(GIVEN DATA)

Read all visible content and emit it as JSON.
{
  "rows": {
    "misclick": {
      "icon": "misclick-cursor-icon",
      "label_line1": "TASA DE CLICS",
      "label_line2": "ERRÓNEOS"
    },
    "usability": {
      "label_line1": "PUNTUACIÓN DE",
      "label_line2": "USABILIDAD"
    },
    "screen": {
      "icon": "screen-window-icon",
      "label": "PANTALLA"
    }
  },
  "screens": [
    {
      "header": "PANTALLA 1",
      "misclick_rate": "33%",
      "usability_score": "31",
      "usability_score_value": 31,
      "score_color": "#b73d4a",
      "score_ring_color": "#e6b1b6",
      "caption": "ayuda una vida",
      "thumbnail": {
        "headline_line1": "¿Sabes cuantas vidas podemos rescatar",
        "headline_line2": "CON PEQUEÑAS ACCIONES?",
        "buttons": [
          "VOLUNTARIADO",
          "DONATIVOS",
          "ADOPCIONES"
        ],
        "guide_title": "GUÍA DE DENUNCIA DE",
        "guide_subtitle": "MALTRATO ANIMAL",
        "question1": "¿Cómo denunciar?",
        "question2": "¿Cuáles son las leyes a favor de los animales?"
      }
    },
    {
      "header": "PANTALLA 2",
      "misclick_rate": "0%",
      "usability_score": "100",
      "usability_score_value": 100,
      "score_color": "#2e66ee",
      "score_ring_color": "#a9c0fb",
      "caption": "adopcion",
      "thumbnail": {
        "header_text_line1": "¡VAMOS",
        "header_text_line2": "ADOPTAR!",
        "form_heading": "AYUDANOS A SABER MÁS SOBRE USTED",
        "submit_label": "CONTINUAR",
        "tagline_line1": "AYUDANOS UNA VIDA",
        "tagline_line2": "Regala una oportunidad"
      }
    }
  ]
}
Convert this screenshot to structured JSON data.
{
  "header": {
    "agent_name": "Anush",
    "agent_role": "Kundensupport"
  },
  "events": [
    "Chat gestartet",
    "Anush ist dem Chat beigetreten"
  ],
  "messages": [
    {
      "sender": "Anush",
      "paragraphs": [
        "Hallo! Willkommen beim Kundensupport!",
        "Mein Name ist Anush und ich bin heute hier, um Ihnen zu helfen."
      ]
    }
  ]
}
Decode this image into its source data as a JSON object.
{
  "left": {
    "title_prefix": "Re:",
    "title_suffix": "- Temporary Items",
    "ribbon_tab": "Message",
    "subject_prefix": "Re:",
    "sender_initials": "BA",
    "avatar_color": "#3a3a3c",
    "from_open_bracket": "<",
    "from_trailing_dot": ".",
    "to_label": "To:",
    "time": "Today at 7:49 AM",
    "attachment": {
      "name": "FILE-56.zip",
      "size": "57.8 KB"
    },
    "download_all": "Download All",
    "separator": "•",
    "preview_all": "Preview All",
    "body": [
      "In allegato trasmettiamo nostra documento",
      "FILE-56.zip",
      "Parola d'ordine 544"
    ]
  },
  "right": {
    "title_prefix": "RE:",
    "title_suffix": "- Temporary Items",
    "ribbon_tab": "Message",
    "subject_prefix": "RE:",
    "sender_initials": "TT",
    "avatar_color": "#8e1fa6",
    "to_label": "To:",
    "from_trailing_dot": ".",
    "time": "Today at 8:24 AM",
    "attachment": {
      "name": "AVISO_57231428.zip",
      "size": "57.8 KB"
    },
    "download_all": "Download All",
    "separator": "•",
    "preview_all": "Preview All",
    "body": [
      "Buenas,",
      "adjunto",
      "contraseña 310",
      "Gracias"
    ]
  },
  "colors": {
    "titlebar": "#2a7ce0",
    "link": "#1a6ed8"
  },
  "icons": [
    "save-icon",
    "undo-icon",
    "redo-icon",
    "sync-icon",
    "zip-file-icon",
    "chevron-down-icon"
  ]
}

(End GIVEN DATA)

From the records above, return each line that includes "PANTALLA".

* WRITTEN RESPONSE
      "label": "PANTALLA"
      "header": "PANTALLA 1",
      "header": "PANTALLA 2",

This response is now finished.